Des Browne, defence secretary, said: “A public inquiry into the death of Baha Mousa is the right thing to do.
“It will reassure the public that we are leaving no stone unturned in investigating his tragic death. The army has nothing to hide in this respect and is keen to learn all the lessons it can from this terrible incident.”
Mr Mousa’s family and lawyers welcomed the move yesterday, after having campaigned for an inquiry since six soldiers were acquitted of his death and one convicted of inhumane treatment.
Phil Shiner, the Mousa family lawyer, said the death was “a disgrace to our nation” and fleshed out some of the details behind the events.
“Behind that particular tragedy are more tragic events,” he said.
“In the same incident, another Iraqi was tortured so badly he nearly died; other Iraqis in this incident were badly abused.”
Chief of the general staff, General Sir Richard Dannatt, said: “The army expects only the very highest standards from all officers and soldiers and any failure to achieve those standards, however rare, is unacceptable to us.
“We welcome this inquiry, which will help us to understand how and why Mr. Mousa died in our custody. I shall personally ensure that every co-operation is given.”
Liberal Democrat defence Spokesman Nick Harvey questioned why the inquiry had taken so long to establish.
“This announcement is welcome, but long overdue,” he said.
“It has to be asked why the government took so long to decide a full public inquiry is the right way forward.

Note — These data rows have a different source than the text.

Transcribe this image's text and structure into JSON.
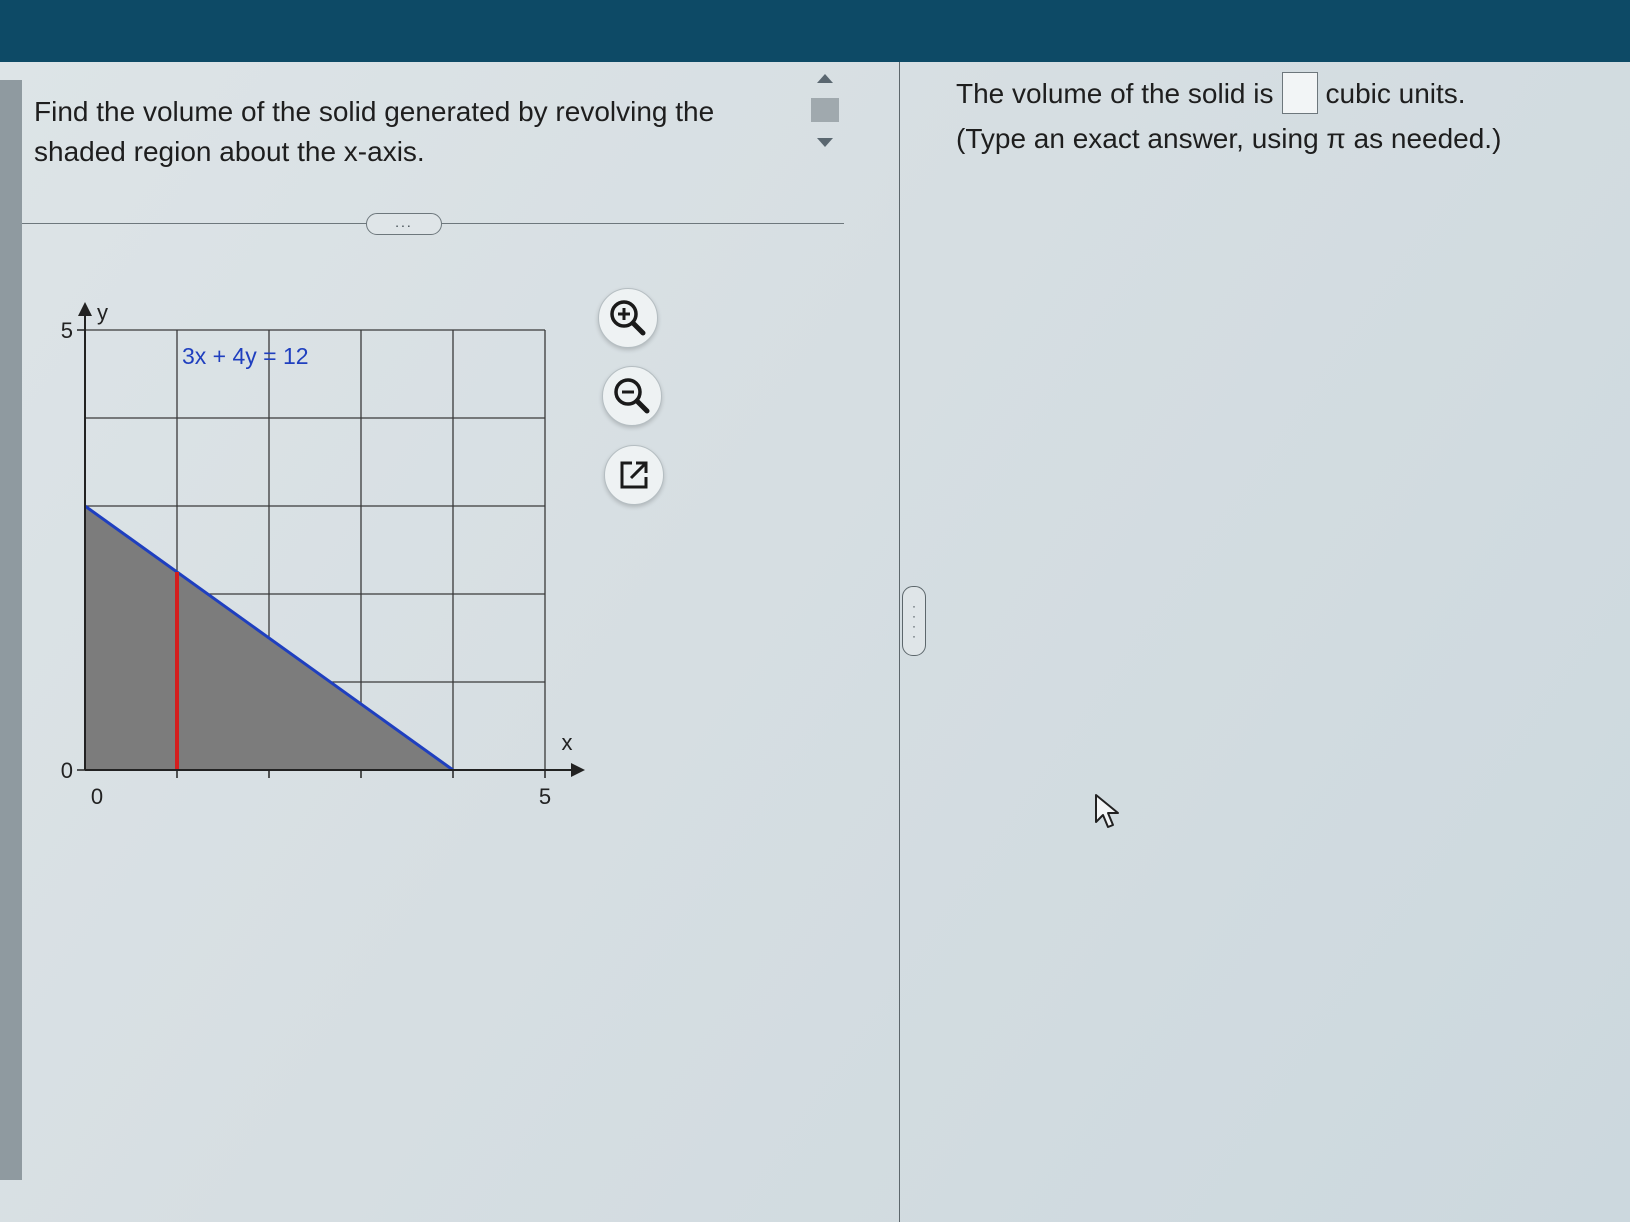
{
  "question": {
    "text": "Find the volume of the solid generated by revolving the shaded region about the x-axis."
  },
  "answer": {
    "prefix": "The volume of the solid is",
    "suffix": "cubic units.",
    "hint": "(Type an exact answer, using π as needed.)",
    "value": ""
  },
  "tools": {
    "zoom_in_icon": "zoom-in-icon",
    "zoom_out_icon": "zoom-out-icon",
    "popout_icon": "external-link-icon"
  },
  "divider_grip": "...",
  "chart_data": {
    "type": "area",
    "equation_label": "3x + 4y = 12",
    "xlabel": "x",
    "ylabel": "y",
    "xlim": [
      0,
      5
    ],
    "ylim": [
      0,
      5
    ],
    "x_tick_labels": [
      "0",
      "5"
    ],
    "y_tick_labels": [
      "0",
      "5"
    ],
    "grid": true,
    "line": {
      "x": [
        0,
        4
      ],
      "y": [
        3,
        0
      ],
      "color": "#1f3fbf"
    },
    "shaded_region": {
      "x": [
        0,
        0,
        4
      ],
      "y": [
        0,
        3,
        0
      ],
      "color": "#7c7c7c"
    },
    "slice_marker": {
      "x": 1,
      "color": "#d41e1e"
    }
  }
}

“Serious questions need to be asked about what training troops were given before they were sent to Iraq.”